:: AIM OF THE TASK ::
Return the lines below that carry the word "duration".

★ ★ ★ ★ ★

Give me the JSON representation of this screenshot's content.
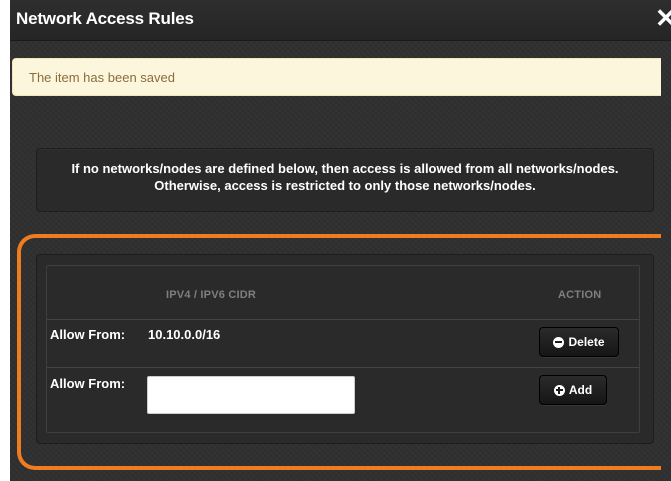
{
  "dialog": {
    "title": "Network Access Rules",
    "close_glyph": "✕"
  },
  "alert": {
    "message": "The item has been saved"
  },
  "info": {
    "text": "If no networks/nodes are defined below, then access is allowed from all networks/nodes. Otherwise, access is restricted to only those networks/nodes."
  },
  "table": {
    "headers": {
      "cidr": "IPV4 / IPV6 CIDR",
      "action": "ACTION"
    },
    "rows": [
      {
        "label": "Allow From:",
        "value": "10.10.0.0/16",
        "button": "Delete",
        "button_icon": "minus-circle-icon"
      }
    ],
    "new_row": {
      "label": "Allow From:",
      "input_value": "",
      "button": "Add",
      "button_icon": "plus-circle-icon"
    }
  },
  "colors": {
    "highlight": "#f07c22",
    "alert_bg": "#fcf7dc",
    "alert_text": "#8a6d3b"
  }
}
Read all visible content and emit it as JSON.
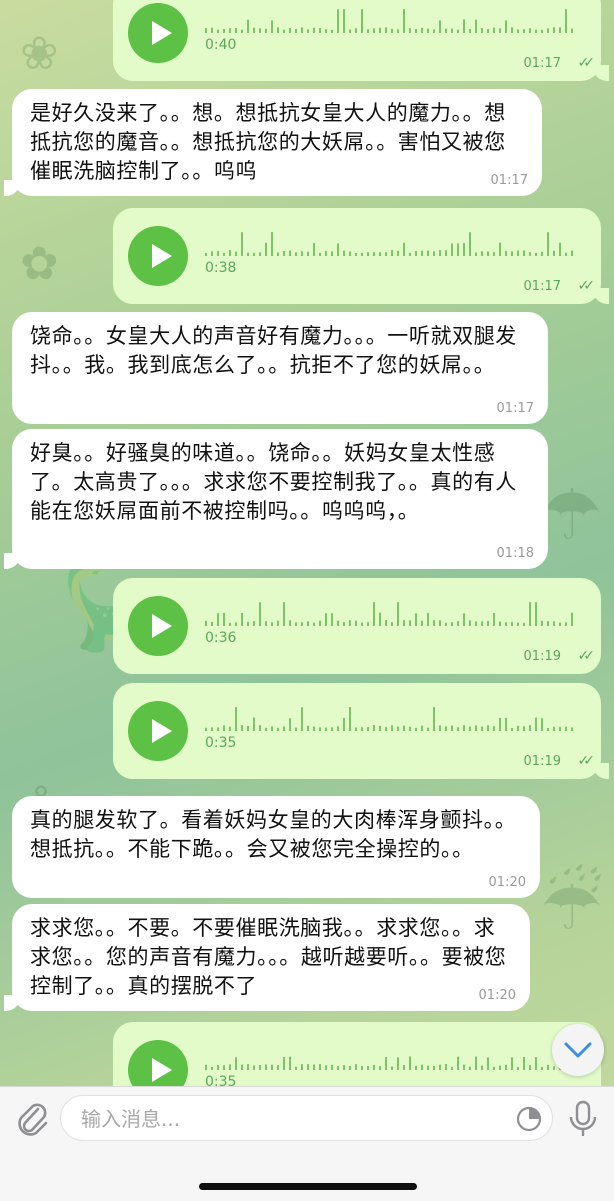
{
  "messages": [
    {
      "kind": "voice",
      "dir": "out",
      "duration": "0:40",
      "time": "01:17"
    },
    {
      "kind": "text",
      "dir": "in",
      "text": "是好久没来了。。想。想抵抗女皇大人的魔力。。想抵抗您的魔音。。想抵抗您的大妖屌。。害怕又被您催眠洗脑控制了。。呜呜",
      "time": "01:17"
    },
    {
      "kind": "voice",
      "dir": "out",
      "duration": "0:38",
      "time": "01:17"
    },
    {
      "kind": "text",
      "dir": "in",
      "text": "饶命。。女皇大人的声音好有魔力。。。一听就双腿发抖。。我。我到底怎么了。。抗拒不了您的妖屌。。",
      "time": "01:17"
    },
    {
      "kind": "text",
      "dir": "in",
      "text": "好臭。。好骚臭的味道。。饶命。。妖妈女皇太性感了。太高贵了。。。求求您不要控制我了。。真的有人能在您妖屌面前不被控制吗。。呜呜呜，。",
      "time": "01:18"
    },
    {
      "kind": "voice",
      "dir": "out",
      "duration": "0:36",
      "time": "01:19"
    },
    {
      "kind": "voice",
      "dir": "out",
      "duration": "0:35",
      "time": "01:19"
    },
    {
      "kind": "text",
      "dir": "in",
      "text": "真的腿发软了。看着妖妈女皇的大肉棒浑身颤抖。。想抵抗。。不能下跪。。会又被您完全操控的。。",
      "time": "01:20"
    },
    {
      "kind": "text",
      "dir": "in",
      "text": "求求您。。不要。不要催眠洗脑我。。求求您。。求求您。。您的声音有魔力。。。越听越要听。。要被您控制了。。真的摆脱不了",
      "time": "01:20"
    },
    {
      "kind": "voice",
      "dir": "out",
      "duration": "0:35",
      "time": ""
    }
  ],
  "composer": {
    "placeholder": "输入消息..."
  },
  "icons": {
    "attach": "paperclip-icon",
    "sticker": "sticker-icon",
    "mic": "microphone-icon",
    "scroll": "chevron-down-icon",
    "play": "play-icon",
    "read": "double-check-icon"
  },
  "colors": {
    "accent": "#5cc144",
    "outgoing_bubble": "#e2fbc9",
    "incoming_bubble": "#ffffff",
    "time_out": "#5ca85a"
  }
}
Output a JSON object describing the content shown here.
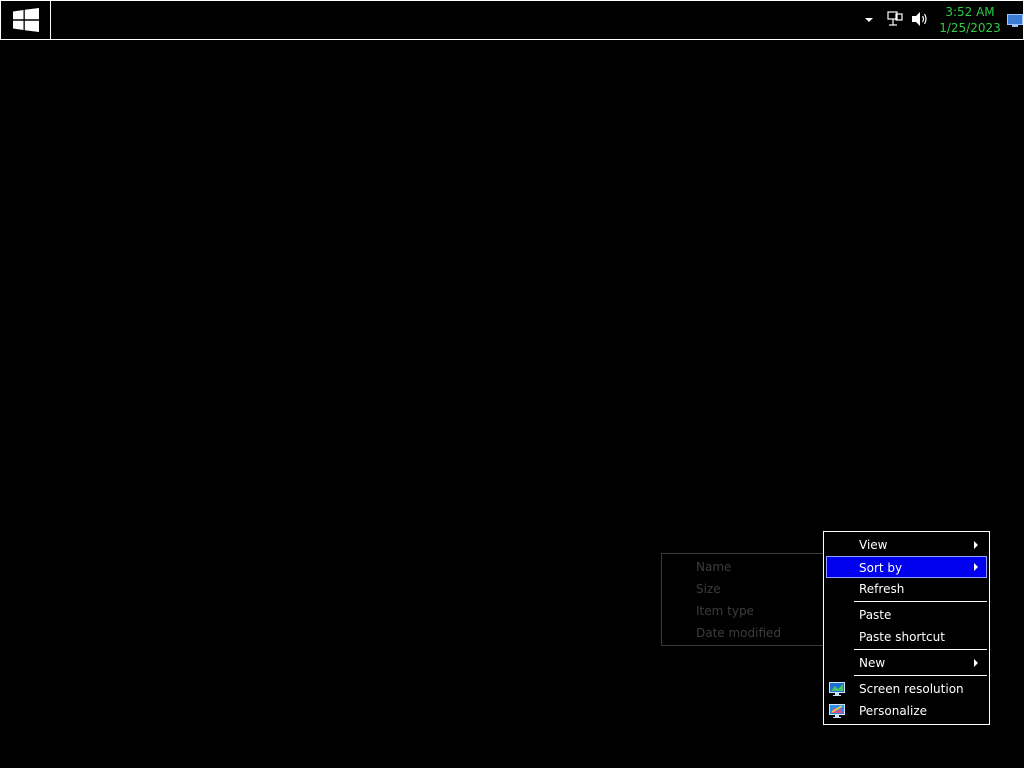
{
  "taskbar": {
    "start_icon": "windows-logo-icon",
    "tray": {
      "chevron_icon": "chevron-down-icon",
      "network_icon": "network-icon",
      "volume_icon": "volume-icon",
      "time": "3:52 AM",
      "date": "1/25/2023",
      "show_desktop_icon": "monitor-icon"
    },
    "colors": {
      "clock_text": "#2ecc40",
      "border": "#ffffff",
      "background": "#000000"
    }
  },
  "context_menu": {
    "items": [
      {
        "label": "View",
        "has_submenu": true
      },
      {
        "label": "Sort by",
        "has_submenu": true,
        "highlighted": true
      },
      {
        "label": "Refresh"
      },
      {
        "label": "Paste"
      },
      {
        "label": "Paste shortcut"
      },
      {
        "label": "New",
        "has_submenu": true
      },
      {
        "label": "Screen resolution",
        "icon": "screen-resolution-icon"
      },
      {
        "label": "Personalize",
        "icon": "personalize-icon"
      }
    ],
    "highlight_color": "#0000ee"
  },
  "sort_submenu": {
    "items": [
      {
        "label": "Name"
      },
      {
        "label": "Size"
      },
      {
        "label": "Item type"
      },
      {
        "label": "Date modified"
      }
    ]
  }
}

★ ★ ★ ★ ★

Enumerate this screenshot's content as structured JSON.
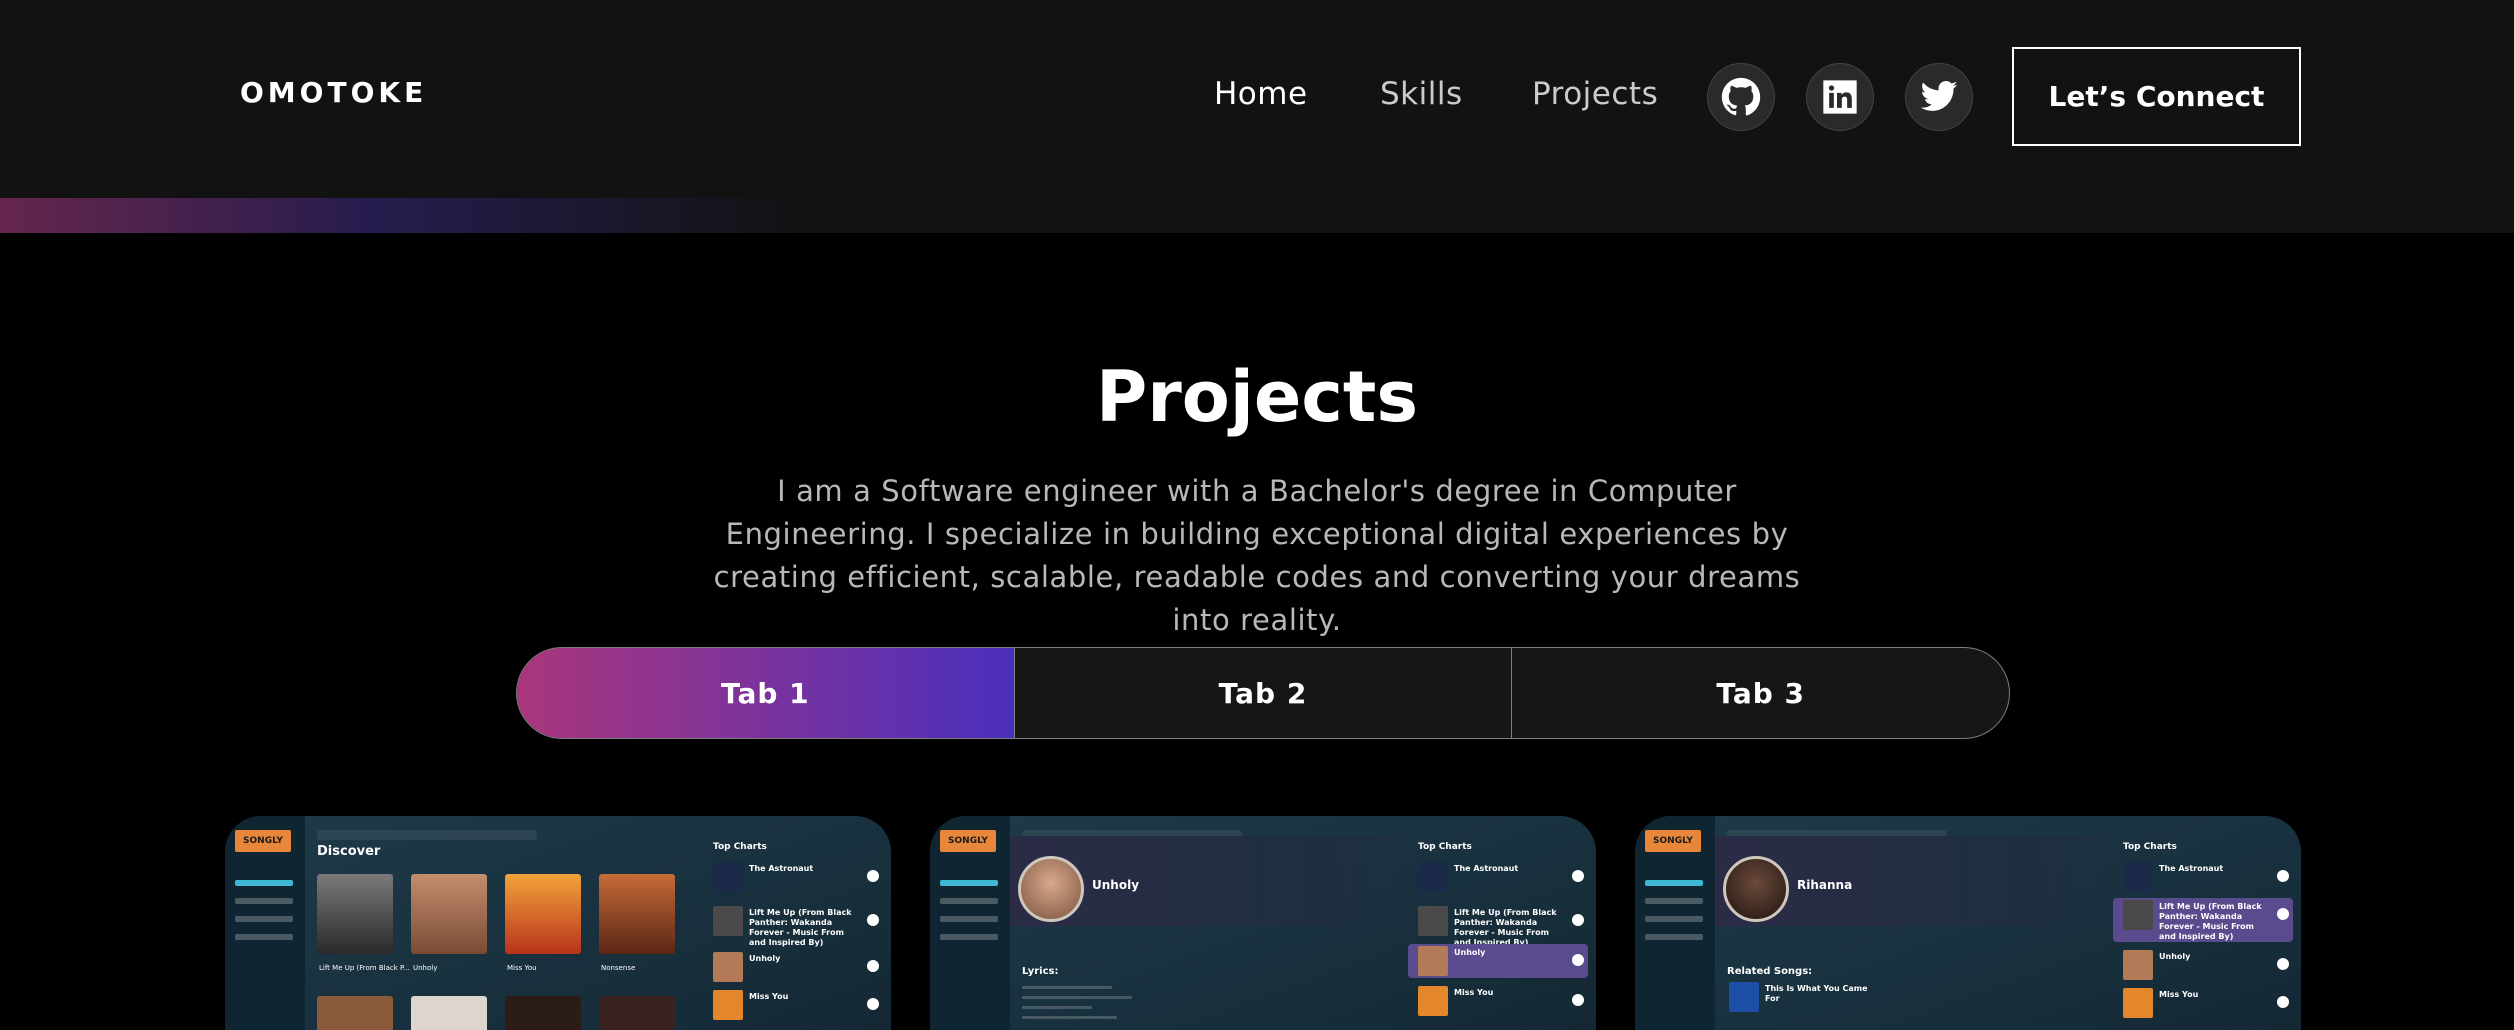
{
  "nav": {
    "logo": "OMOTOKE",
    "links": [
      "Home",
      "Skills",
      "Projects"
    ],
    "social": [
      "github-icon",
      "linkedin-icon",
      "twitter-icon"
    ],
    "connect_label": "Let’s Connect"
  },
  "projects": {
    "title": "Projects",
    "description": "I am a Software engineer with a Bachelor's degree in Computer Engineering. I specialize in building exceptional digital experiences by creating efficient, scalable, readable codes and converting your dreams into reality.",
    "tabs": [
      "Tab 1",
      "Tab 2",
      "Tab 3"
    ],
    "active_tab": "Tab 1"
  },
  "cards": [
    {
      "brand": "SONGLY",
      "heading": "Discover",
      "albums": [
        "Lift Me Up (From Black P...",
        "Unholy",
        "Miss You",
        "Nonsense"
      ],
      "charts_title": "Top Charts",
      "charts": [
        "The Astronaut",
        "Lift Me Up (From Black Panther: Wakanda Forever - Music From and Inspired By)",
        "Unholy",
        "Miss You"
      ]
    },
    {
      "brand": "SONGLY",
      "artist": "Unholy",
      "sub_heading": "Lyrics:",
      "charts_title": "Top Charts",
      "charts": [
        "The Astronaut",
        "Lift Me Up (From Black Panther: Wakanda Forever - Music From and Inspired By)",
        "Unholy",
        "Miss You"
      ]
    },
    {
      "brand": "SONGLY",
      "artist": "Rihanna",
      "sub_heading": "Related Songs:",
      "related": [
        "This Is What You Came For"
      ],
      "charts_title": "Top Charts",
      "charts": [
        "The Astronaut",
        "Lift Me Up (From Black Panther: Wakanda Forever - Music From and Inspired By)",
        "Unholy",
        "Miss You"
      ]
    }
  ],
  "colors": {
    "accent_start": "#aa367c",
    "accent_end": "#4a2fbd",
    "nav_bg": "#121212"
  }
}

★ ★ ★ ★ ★

:: RESPONSE ::
      "duration": "0:40",
      "duration": "0:38",
      "duration": "0:36",
      "duration": "0:35",
      "duration": "0:35",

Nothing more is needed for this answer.